In the past, science education focused on rote memorization and learning disjointed ideas. Elementary and secondary students in today’s science classes are fortunate now that science instruction has shifted from students demonstrating what they know to students demonstrating how they are able to apply their knowledge. Science education that reflects the Next Generation Science Standards challenges students to conduct investigations. As students explore phenomena and discrepant events they engage in academic discourse guided by focus questions from their teachers or student generated questions of that arise from analyzing data and creating and revising models that explain natural phenomena. Learn More…

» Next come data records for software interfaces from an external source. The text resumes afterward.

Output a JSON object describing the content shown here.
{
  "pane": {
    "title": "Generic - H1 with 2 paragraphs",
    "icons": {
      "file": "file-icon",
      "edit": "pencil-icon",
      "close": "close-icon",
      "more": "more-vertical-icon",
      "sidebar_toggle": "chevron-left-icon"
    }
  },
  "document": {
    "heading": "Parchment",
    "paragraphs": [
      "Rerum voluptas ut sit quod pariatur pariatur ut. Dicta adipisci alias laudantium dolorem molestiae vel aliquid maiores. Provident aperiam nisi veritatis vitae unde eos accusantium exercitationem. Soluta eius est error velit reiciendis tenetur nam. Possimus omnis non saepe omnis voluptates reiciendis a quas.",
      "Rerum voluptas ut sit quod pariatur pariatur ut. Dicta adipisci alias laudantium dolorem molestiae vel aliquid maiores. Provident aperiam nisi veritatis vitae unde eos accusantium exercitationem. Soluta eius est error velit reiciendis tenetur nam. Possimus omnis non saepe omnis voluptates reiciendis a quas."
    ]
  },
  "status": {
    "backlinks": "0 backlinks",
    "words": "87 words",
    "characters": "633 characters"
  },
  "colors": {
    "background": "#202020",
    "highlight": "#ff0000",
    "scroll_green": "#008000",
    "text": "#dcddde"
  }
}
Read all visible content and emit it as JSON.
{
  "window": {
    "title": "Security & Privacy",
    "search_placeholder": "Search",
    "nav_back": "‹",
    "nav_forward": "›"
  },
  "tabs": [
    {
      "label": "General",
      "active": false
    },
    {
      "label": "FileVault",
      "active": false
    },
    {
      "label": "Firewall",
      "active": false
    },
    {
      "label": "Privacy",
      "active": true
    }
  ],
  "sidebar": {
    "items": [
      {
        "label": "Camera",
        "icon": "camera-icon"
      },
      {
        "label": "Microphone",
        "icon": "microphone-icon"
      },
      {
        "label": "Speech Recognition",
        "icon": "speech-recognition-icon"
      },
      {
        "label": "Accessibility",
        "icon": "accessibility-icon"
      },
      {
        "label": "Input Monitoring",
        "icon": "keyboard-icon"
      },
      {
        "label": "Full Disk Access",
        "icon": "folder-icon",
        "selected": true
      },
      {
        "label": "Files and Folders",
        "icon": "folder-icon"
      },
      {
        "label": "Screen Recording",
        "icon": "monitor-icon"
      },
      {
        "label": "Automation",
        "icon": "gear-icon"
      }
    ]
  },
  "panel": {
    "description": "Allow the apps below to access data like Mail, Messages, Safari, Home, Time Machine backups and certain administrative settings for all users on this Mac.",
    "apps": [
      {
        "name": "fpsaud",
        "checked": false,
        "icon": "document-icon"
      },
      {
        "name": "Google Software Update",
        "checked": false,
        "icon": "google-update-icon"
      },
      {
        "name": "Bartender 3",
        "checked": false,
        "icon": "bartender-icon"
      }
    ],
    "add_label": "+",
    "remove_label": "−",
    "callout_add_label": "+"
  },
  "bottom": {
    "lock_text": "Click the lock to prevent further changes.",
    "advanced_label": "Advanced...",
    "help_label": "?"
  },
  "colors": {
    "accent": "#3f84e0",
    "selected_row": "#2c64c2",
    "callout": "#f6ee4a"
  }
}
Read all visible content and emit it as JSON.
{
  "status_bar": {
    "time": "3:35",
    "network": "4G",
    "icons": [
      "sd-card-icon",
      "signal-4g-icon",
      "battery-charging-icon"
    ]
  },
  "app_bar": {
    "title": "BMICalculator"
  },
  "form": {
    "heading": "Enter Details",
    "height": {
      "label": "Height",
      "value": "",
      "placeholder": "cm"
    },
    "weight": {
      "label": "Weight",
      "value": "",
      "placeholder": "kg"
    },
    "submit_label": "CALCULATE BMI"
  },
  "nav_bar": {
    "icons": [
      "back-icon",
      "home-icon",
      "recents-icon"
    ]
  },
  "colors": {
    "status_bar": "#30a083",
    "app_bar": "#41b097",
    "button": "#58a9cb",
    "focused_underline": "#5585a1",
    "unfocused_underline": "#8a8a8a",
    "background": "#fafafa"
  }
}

Written by Elizabeth Cooke

Elizabeth Cooke

Elizabeth Cooke teaches TK-5 science at Markham Elementary in the Oakland Unified School District, is an NGSS Early Implementer, and is CSTA’s Secretary.

News and Happenings in CSTA’s Region 1 – Fall 2017

Posted: Tuesday, August 29th, 2017

by Marian Murphy-Shaw


This month I was fortunate enough to hear about some new topics to share with our entire region. Some of you may access the online or newsletter options, others may attend events in person that are nearer to you. Long time CSTA member and environmental science educator Mike Roa is well known to North Bay Area teachers for his volunteer work sharing events and resources. In this month’s Region 1 updates I am happy to make a few of the options Mike offers available to our region. Learn More…

Written by Marian Murphy-Shaw

Marian Murphy-Shaw

Marian Murphy-Shaw is the student services director at Siskiyou County Office of Education and is CSTA’s Region 1 Director and chair of CSTA’s Policy Committee.